Every entry needs to be reproduced exactly.

▸ Supplied entries:
****************************************

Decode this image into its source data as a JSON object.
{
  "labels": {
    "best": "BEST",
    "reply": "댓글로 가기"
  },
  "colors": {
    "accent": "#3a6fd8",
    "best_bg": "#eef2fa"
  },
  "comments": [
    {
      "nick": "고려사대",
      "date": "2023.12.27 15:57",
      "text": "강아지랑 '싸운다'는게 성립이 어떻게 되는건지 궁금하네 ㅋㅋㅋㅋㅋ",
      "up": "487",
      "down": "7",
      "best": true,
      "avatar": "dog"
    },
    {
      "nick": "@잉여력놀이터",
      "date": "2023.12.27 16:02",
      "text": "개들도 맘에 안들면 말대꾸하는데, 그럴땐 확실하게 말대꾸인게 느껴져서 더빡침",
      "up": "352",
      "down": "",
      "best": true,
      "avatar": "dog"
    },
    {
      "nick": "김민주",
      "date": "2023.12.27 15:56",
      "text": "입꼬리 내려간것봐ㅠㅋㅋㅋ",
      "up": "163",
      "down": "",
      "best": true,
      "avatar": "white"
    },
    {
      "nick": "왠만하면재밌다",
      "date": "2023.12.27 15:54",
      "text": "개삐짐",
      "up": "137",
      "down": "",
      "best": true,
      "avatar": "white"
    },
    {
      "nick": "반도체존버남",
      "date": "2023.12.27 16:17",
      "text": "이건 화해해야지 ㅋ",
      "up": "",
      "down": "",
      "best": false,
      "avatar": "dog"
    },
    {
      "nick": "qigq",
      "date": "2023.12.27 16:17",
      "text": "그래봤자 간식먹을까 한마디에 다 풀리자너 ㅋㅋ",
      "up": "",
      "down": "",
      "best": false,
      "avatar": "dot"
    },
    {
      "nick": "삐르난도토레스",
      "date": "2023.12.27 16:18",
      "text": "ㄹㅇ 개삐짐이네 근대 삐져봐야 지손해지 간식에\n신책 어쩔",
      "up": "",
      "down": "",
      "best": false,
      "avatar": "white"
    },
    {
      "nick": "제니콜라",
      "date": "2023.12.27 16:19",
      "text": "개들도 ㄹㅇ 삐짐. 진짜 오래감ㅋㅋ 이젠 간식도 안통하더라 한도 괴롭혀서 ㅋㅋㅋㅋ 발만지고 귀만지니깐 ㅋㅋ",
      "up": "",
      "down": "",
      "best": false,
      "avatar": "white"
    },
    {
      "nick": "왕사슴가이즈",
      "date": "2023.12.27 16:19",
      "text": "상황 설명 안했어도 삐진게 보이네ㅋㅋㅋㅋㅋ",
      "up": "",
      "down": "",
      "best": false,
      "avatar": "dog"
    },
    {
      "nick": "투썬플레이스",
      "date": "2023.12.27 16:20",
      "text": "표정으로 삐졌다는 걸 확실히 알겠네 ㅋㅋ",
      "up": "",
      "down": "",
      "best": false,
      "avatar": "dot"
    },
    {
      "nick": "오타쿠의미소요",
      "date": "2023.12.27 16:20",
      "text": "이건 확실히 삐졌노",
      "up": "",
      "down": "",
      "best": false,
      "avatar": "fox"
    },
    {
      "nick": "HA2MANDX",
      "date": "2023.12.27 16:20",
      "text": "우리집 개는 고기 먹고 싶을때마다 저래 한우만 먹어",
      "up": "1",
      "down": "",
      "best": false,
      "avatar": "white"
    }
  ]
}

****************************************

▸ Response:
Decode this image into its source data as a JSON object.
{
  "labels": {
    "best": "BEST",
    "reply": "댓글로 가기"
  },
  "colors": {
    "accent": "#3a6fd8",
    "best_bg": "#eef2fa"
  },
  "comments": [
    {
      "nick": "고려사대",
      "date": "2023.12.27 15:57",
      "text": "강아지랑 '싸운다'는게 성립이 어떻게 되는건지 궁금하네 ㅋㅋㅋㅋㅋ",
      "up": "487",
      "down": "7",
      "best": true,
      "avatar": "dog"
    },
    {
      "nick": "@잉여력놀이터",
      "date": "2023.12.27 16:02",
      "text": "개들도 맘에 안들면 말대꾸하는데, 그럴땐 확실하게 말대꾸인게 느껴져서 더빡침",
      "up": "352",
      "down": "",
      "best": true,
      "avatar": "dog"
    },
    {
      "nick": "김민주",
      "date": "2023.12.27 15:56",
      "text": "입꼬리 내려간것봐ㅠㅋㅋㅋ",
      "up": "163",
      "down": "",
      "best": true,
      "avatar": "white"
    },
    {
      "nick": "왠만하면재밌다",
      "date": "2023.12.27 15:54",
      "text": "개삐짐",
      "up": "137",
      "down": "",
      "best": true,
      "avatar": "white"
    },
    {
      "nick": "반도체존버남",
      "date": "2023.12.27 16:17",
      "text": "이건 화해해야지 ㅋ",
      "up": "",
      "down": "",
      "best": false,
      "avatar": "dog"
    },
    {
      "nick": "qigq",
      "date": "2023.12.27 16:17",
      "text": "그래봤자 간식먹을까 한마디에 다 풀리자너 ㅋㅋ",
      "up": "",
      "down": "",
      "best": false,
      "avatar": "dot"
    },
    {
      "nick": "삐르난도토레스",
      "date": "2023.12.27 16:18",
      "text": "ㄹㅇ 개삐짐이네 근대 삐져봐야 지손해지 간식에\n신책 어쩔",
      "up": "",
      "down": "",
      "best": false,
      "avatar": "white"
    },
    {
      "nick": "제니콜라",
      "date": "2023.12.27 16:19",
      "text": "개들도 ㄹㅇ 삐짐. 진짜 오래감ㅋㅋ 이젠 간식도 안통하더라 한도 괴롭혀서 ㅋㅋㅋㅋ 발만지고 귀만지니깐 ㅋㅋ",
      "up": "",
      "down": "",
      "best": false,
      "avatar": "white"
    },
    {
      "nick": "왕사슴가이즈",
      "date": "2023.12.27 16:19",
      "text": "상황 설명 안했어도 삐진게 보이네ㅋㅋㅋㅋㅋ",
      "up": "",
      "down": "",
      "best": false,
      "avatar": "dog"
    },
    {
      "nick": "투썬플레이스",
      "date": "2023.12.27 16:20",
      "text": "표정으로 삐졌다는 걸 확실히 알겠네 ㅋㅋ",
      "up": "",
      "down": "",
      "best": false,
      "avatar": "dot"
    },
    {
      "nick": "오타쿠의미소요",
      "date": "2023.12.27 16:20",
      "text": "이건 확실히 삐졌노",
      "up": "",
      "down": "",
      "best": false,
      "avatar": "fox"
    },
    {
      "nick": "HA2MANDX",
      "date": "2023.12.27 16:20",
      "text": "우리집 개는 고기 먹고 싶을때마다 저래 한우만 먹어",
      "up": "1",
      "down": "",
      "best": false,
      "avatar": "white"
    }
  ]
}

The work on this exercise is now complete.